━━ Records to use ━━
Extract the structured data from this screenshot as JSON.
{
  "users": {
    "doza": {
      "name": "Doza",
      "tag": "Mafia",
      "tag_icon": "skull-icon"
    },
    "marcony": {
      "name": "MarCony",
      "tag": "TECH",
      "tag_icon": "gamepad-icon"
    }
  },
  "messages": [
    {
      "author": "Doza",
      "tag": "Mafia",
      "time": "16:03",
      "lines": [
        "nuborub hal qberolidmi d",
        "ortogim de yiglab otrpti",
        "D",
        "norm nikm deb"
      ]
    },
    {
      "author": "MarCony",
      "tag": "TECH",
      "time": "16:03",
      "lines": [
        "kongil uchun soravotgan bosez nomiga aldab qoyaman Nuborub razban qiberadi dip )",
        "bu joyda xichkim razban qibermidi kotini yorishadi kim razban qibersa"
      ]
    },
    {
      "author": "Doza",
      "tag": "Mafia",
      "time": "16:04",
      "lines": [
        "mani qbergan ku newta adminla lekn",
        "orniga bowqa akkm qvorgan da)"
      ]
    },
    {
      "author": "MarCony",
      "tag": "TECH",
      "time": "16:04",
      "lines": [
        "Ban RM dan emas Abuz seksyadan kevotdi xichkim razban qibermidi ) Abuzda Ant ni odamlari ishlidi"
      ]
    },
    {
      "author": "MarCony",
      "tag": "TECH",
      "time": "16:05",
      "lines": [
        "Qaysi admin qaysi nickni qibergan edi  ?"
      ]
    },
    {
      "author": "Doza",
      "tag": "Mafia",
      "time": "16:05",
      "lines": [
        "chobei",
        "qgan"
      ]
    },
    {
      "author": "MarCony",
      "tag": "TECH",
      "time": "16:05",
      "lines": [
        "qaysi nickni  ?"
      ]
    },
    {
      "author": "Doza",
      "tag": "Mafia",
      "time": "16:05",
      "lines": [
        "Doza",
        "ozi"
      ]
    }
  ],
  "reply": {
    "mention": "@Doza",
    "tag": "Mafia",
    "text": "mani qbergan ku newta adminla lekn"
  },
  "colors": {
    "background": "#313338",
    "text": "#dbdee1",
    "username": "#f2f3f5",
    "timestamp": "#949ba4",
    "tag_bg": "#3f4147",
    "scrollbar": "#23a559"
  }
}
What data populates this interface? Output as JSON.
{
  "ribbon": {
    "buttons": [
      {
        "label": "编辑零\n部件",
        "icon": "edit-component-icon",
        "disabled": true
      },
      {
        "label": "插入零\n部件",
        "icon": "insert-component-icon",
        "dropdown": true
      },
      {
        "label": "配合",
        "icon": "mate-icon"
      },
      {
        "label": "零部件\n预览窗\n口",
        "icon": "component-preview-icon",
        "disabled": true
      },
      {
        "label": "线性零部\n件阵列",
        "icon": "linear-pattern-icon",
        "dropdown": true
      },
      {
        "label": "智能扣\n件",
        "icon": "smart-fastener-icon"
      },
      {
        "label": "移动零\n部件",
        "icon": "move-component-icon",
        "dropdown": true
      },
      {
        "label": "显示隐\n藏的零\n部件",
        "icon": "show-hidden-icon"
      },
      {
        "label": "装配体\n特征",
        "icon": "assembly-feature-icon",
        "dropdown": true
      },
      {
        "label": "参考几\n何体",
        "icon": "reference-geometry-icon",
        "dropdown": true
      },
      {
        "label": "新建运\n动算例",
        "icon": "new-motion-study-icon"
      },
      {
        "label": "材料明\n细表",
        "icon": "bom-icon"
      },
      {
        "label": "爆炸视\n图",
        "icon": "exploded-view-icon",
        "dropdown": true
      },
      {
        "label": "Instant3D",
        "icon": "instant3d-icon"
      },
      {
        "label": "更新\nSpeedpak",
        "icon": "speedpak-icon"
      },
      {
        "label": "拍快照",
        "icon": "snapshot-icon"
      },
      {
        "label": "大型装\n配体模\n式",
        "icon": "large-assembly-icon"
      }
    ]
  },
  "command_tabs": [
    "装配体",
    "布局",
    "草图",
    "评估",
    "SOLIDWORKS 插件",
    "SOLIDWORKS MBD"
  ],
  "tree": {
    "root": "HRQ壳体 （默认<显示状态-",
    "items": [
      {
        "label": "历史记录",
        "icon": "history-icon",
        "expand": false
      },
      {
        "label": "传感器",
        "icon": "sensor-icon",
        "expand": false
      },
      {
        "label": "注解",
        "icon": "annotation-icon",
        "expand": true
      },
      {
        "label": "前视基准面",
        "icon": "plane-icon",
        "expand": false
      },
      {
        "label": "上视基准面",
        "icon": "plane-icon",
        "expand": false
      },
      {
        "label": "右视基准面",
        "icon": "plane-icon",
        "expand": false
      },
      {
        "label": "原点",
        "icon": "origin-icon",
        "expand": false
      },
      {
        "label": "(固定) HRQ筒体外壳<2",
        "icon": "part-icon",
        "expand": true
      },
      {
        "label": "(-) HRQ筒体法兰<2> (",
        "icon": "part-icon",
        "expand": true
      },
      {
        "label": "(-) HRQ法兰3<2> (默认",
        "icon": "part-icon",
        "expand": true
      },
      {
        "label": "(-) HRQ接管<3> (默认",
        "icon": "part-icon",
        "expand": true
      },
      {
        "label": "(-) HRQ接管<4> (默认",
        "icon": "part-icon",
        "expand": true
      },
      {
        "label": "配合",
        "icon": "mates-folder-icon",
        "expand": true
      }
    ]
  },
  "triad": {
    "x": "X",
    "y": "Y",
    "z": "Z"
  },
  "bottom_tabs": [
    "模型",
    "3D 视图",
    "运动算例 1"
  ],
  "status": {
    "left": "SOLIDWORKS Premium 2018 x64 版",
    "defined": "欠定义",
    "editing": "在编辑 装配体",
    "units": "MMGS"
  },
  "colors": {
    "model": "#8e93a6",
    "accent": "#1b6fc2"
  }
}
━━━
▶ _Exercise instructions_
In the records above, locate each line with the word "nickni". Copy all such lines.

▶ _Solution for this problem_
        "Qaysi admin qaysi nickni qibergan edi  ?"
        "qaysi nickni  ?"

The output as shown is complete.